# Exercise instructions
Check every line of the entries that follow, and copy the ones containing "лямбда".

# Exercise materials
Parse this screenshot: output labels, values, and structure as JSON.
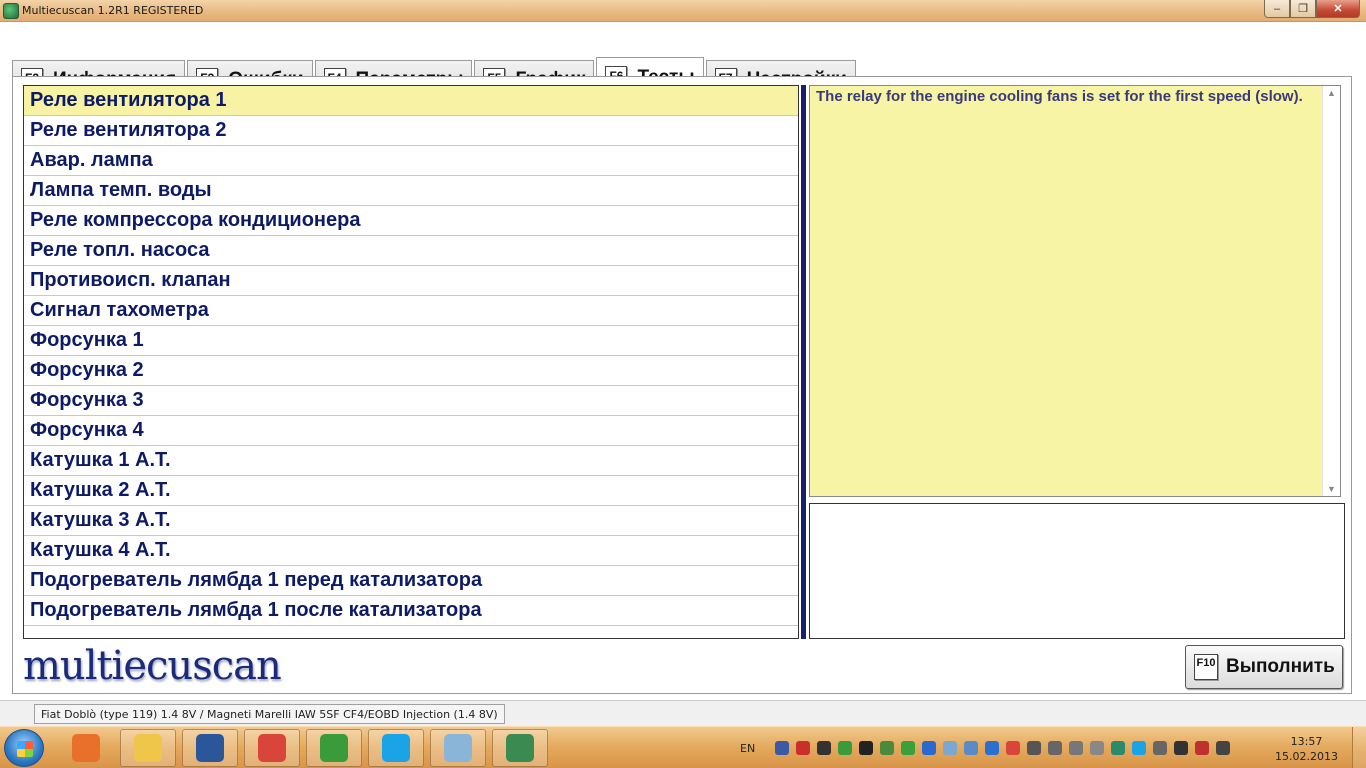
{
  "window": {
    "title": "Multiecuscan 1.2R1 REGISTERED",
    "min_glyph": "–",
    "max_glyph": "❐",
    "close_glyph": "✕"
  },
  "tabs": [
    {
      "fkey": "F2",
      "label": "Информация",
      "active": false
    },
    {
      "fkey": "F3",
      "label": "Ошибки",
      "active": false
    },
    {
      "fkey": "F4",
      "label": "Параметры",
      "active": false
    },
    {
      "fkey": "F5",
      "label": "График",
      "active": false
    },
    {
      "fkey": "F6",
      "label": "Тесты",
      "active": true
    },
    {
      "fkey": "F7",
      "label": "Настройки",
      "active": false
    }
  ],
  "tests": {
    "items": [
      "Реле вентилятора 1",
      "Реле вентилятора 2",
      "Авар. лампа",
      "Лампа темп. воды",
      "Реле компрессора кондиционера",
      "Реле топл. насоса",
      "Противоисп. клапан",
      "Сигнал тахометра",
      "Форсунка 1",
      "Форсунка 2",
      "Форсунка 3",
      "Форсунка 4",
      "Катушка 1 А.Т.",
      "Катушка 2 А.Т.",
      "Катушка 3 А.Т.",
      "Катушка 4 А.Т.",
      "Подогреватель лямбда 1 перед катализатора",
      "Подогреватель лямбда 1 после катализатора"
    ],
    "selected_index": 0
  },
  "description": {
    "text": "The relay for the engine cooling fans is set for the first speed (slow)."
  },
  "brand": "multiecuscan",
  "run_button": {
    "fkey": "F10",
    "label": "Выполнить"
  },
  "status": {
    "vehicle": "Fiat Doblò (type 119) 1.4 8V / Magneti Marelli IAW 5SF CF4/EOBD Injection (1.4 8V)"
  },
  "taskbar": {
    "apps": [
      {
        "name": "media-player-icon",
        "color": "#e8702a"
      },
      {
        "name": "file-explorer-icon",
        "color": "#f0c64a"
      },
      {
        "name": "word-icon",
        "color": "#2b579a"
      },
      {
        "name": "chrome-icon",
        "color": "#d9443b"
      },
      {
        "name": "utorrent-icon",
        "color": "#3a9b3a"
      },
      {
        "name": "skype-icon",
        "color": "#1aa3e6"
      },
      {
        "name": "paint-icon",
        "color": "#8ab4d8"
      },
      {
        "name": "multiecuscan-taskbar-icon",
        "color": "#3a8a52"
      }
    ],
    "language": "EN",
    "tray_icons": [
      "bluetooth-icon",
      "pdf-icon",
      "pen-icon",
      "utorrent-tray-icon",
      "network-monitor-icon",
      "tools-icon",
      "check-icon",
      "update-icon",
      "cloud-icon",
      "browser-icon",
      "shield-icon",
      "chrome-tray-icon",
      "volume-icon",
      "window-icon",
      "battery-icon",
      "mail-icon",
      "antivirus-icon",
      "skype-tray-icon",
      "printer-icon",
      "user-icon",
      "flag-icon",
      "wifi-icon"
    ],
    "time": "13:57",
    "date": "15.02.2013"
  },
  "colors": {
    "selected_row": "#f8f3a4",
    "description_bg": "#f8f4a6",
    "item_text": "#0d1b66",
    "taskbar": "#e4a95c"
  }
}
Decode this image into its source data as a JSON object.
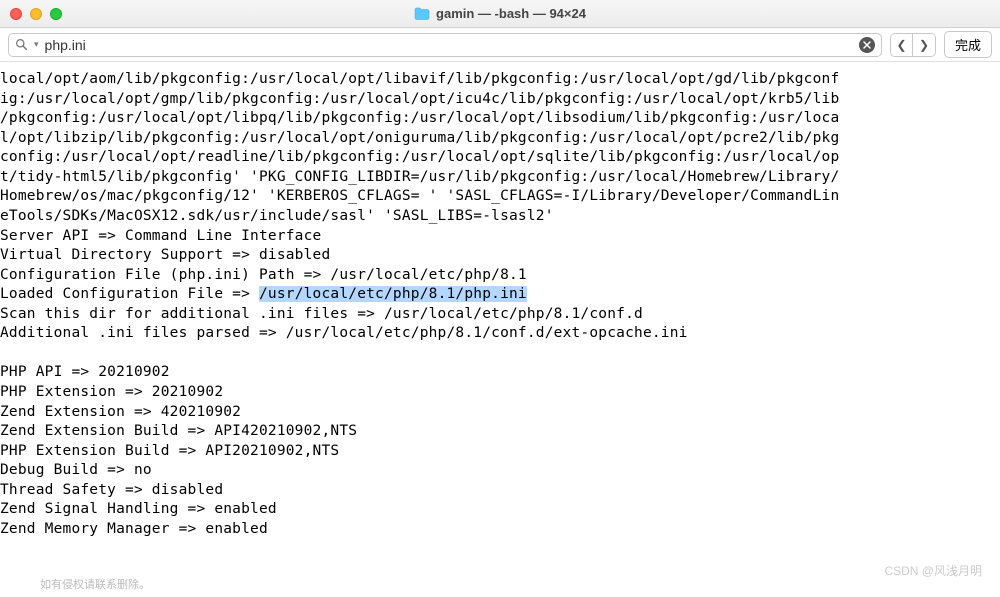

# Exercise result
      "Подогреватель лямбда 1 перед катализатора",
      "Подогреватель лямбда 1 после катализатора"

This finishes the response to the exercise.